“Our biggest challenge was always how to keep the boot line low, while still allowing room for load space and stowing the roof,” said Mori (above). “With other car makers, you’ll often see a high rear line but we wanted to make this the most beautiful convertible, keeping the best lines whether the roof is up or down. We’re really proud of how we have kept the top of the rear wings so low, keeping the feeling of a low centre of gravity.”
Achieving this was no simple task. It meant the roof had to be folded into what seemed an impossibly small space behind the rear seats. “Every bend in the roof had to be a different size,” explained Muto (below), “and we had to engineer a complex and unique mechanism.”
There is no value in a car that looks great but is impossible to live with, so beauty had to be balanced with practicality
In addition to the smart, compact design, quality is evident in the way the roof opens and closes. “When you operate the roof, you’ll notice there is a pause at the beginning and end of the sequence, with faster movement in between,” continued Muto. “This is intentional. It’s a way of communicating elegance in moving parts that has been part of the Lexus DNA right from the start with the first-generation LS saloon.”
There is no value in a car that looks great but is impossible to live with, so beauty had to be balanced with practicality. “The balance itself isn’t difficult to understand – we call it functional beauty – but achieving it was very difficult,” said Muto. “For example, we had to add bracing to keep the body rigid, but also needed to keep space to stow the roof. So we developed a new rear suspension brace made of aluminium that gives good rigidity but is also compact. Its design also helped us keep the car’s beautiful silhouette.”
Both Mori and Muto profess a love of top-down driving and enthuse about the sense of freedom and connection with the natural world that it offers.
Asked about his favourite aspect of the new convertible, Muto responds: “When I’m on a winding road and I press the accelerator or the brake so the car downshifts, I love the sound of the engine – it’s direct and exciting and unique to a naturally aspirated V8. I also love the view from the rear of the car. You can see how the interior design merges with the exterior to make a very beautiful thing.”
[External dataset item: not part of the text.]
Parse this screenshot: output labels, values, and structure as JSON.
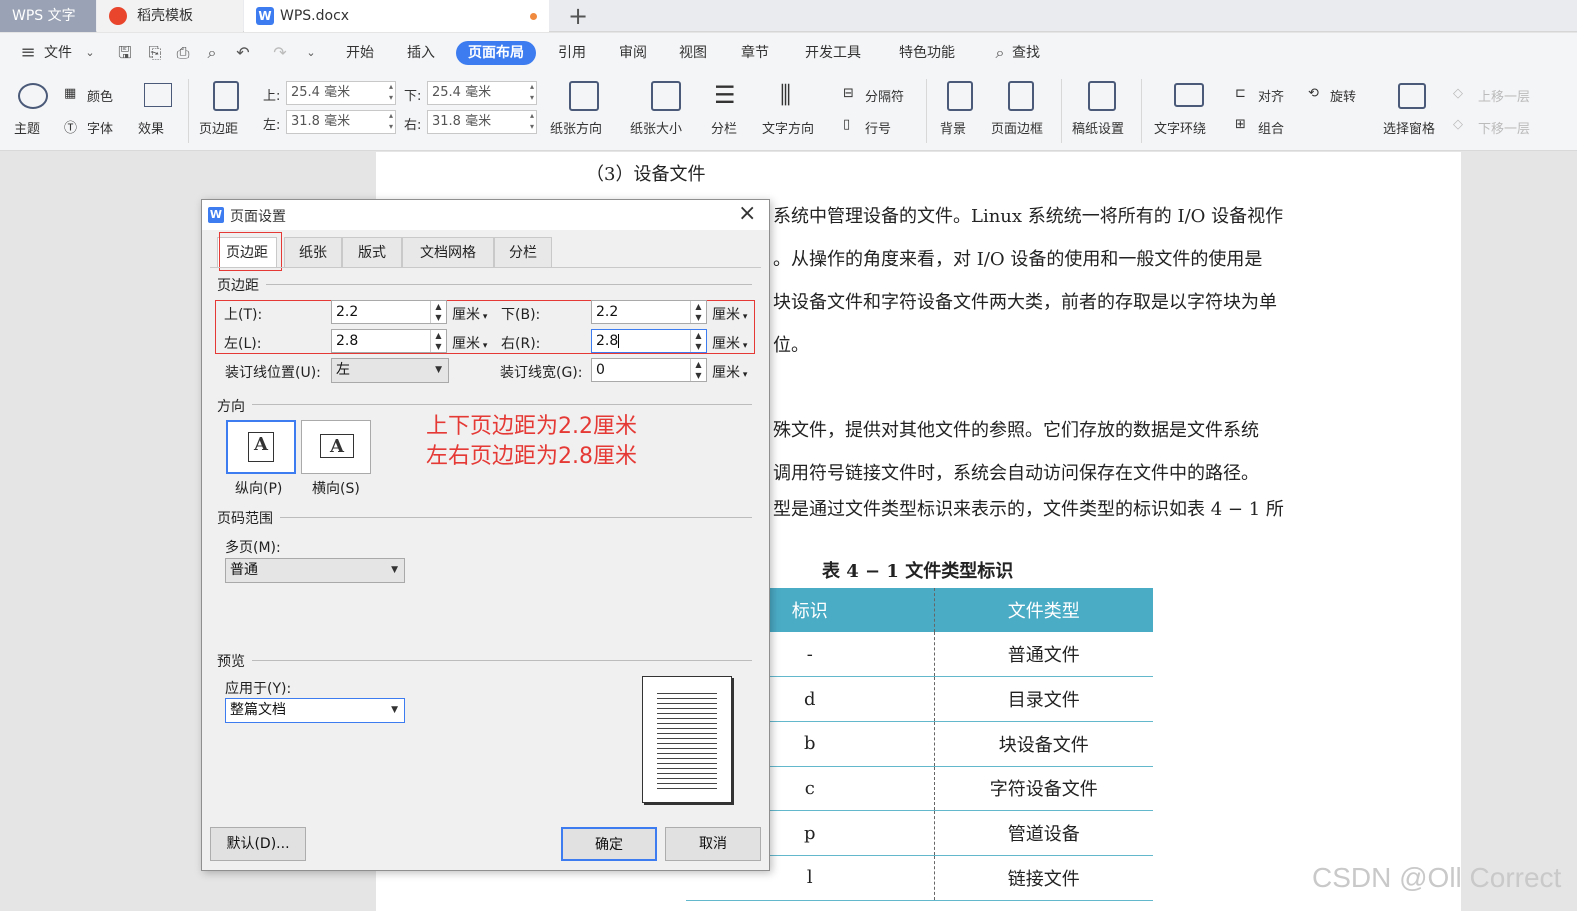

For Mori the joy is in the details: “For example, the button to open and close the roof is hidden under the palm rest like a little gem. It’s not on show; it’s a special control that nobody else can see. The seats, too, are sports-level quality, covered in leather with a special perforation that’s not just functional, but also creates a beautiful pattern and high-quality feel.”
And as to whether there will be more Lexus convertibles in the future? “If you want one, just tell us!” beams Muto.
Learn more: History of Lexus convertibles